This is the true story of seven strangers, picked to live in a house, work together and have their lives taped, to find out what happens when people stop being polite and start getting real.
The Real World.
Over the course of this break, I've also been given the opportunity to indulge one of my favorite past times: trashy reality television. But why is the Real World showing up in this queer little slice of the interwebz, you ask? I can assure you, it's not just because this blogger is green with envy that he's been excluded from yet another season. The first reason, of course, is to show Chuck Klosterman that he is not the only one in the world capable of discussing the Real World and also using the word "postmodern" in a sentence. It is my hope that this will entice Mr. Klosterman to give up
Secondly, Terp enthusiasts, my very own soon-to-be alma mater is finally being represented in the annuls of reality television in the form of the kinda nerdy, only recently de-flowered Michael Ross. I've got to say, in terms of people who might be representing our fine institution, I'm pretty unimpressed. UMD is quite well known for its diversity. Why, MTV, did you select a straight, white, frat-type, when you could have instead selected one of our extremely qualified and infinitely more interesting queer students (for example, a socially awkward blogging undergrad with a penchant for putting his foot in his mouth)? I'm just saying, MTV, you missed out on some marketing gold there.
At least Michael Ross seems to be sort of smart, though obviously one has to be generous when talking about intelligence in MTV terms. It's not totally unlike running a three-legged race with a corpse as your partner. In one of my all-time favorite Real World exchanges, Michael (with whom I have no less than five facebook friends in common) uses the word cataclysm, and then proceeds to spout information about solar flares, while the rest of the cast just stares blankly at him. The camera then cuts to a confessional with another cast member, who explains that she needs a thesaurus just to understand Michael, so she usually just smiles and nods. Pseudo-unscripted television at its finest.

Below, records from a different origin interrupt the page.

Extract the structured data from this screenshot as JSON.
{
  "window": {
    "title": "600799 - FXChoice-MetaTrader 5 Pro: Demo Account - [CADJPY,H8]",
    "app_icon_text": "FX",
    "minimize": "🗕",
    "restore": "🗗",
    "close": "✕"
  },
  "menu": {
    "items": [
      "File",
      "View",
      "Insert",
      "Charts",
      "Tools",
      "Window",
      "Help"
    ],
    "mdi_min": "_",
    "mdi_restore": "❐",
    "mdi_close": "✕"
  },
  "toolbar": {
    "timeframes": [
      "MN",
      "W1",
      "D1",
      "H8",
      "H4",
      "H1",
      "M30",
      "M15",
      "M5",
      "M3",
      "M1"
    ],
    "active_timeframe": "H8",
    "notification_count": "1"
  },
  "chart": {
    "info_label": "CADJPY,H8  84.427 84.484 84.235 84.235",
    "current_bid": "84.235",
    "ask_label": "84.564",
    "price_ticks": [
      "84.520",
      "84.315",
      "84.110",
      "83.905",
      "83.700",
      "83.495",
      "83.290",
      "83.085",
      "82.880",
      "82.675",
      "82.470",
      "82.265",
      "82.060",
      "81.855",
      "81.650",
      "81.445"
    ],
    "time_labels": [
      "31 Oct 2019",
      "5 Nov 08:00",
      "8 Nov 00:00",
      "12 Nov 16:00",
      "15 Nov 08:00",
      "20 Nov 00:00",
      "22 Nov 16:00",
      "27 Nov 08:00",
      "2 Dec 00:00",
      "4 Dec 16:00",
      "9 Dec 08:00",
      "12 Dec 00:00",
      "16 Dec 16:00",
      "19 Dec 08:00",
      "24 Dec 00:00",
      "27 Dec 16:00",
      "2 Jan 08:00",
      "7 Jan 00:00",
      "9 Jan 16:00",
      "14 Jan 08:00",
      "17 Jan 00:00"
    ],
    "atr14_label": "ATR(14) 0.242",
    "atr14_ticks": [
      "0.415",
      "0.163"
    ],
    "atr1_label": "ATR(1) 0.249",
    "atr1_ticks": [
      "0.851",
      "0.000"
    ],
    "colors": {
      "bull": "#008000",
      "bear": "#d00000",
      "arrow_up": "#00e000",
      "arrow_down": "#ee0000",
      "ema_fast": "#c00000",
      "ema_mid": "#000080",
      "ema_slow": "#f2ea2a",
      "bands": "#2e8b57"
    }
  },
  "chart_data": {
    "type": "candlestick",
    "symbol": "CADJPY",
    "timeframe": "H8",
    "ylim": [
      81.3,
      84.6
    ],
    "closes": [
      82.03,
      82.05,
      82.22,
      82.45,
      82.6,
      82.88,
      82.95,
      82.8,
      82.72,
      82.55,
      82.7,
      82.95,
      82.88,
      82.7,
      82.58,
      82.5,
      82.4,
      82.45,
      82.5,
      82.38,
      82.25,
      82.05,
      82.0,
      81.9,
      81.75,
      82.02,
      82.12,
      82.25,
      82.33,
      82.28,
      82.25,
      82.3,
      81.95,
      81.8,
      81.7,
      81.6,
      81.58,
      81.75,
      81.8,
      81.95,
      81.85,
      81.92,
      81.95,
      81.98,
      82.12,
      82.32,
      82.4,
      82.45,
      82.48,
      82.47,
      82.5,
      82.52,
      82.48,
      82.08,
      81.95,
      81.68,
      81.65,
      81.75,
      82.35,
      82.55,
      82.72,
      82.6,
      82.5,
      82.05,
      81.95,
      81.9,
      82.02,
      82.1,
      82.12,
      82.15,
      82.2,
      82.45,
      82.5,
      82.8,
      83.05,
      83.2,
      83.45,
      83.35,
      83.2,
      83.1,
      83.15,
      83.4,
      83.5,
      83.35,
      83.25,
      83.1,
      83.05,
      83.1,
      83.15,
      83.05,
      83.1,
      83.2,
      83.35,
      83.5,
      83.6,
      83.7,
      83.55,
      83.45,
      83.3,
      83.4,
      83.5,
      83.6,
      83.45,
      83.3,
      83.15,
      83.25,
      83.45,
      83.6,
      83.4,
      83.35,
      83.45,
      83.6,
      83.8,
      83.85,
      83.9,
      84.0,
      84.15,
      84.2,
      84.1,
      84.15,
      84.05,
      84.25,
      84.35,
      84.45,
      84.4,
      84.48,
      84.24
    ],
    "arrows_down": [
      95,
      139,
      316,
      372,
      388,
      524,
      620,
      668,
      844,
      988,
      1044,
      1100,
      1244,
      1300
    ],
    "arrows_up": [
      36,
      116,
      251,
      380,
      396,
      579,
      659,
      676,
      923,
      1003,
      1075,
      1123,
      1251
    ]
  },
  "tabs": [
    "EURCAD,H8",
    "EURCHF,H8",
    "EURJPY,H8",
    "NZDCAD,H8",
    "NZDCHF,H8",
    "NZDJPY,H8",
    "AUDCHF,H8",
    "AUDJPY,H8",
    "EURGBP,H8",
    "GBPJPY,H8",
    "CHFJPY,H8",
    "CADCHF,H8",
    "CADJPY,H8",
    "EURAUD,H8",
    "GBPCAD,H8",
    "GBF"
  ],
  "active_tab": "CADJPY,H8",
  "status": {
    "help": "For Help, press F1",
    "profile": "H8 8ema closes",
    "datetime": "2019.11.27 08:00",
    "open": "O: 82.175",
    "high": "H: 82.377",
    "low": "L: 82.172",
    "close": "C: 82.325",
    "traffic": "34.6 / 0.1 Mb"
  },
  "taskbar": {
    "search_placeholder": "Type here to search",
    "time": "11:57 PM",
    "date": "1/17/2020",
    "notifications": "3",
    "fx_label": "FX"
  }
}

And then there's the fact that this is one of the least diversified seasons ever. I was more than a little sad to discover that the season was void of queerness. No gay dolphin trainer. No sassy lesbian from Milwaukee. Not even a little bi-curious straight girl that we can all agree is pretty offensive. On second glance though, that might not quite be the case. Enter Dustin Zito. Dustin is your typical, obnoxiously attractive straight white guy. Oh, plus he used to be a gay porn star. Dustin did a stint on a vaguely reality-themed site called (WARNING: Actual porn link) Frat Pad. Maybe the season is a little more diversified than I first thought.
MTV certainly seems to be developing a fetish for gay-for-pay porn stars. This phenomenon fascinates me. What does it mean for a totally "normal" straight guy to make his money posing naked for other dudes? What does it mean for him to peddle his heterosexual identity (on which he insists, relentlessly) to a gay porn site whose premise is that all of its models are straight dudes who just happen to be naked? Of course, part of me wants to label this phenomenon as a complex intersection of capitalism and identity that says a lot about the ways in which we concretize identities. The realist in me also just thinks the man probably needed some cash and didn't have much going for him other than his revoltingly attractive face. Not that I'm bitter.
Also, while I'm asking speculative questions, what do we make of MTV's recent documentation of the gay porn industry, with particular emphasis on gay-for-pay porn stars? On the one hand, its nice for gay smut to be getting some recognition. On the other hand, this phenomenon has a strangely pornographic-imperialist feel to it. Does MTV's treatment of gay porn give the impression that my porn is really just something that straight guys get paid to do and that I happen to enjoy? Does it frame some of the gay porn industry as a bone that straight guys are throwing us (pun obviously intended)? Don't straight guys have their own smut to publicize?
(Obviously this conversation about queer porn is framed almost exclusively in terms of gay men, not in an effort to recapitulate the terms of the rampant sexism that exists in the gay community, but rather because the majority of my pornography experience has involved man-on-man action. Is there a parallel phenomenon in the lesbian porn community? I would be fascinated to know.)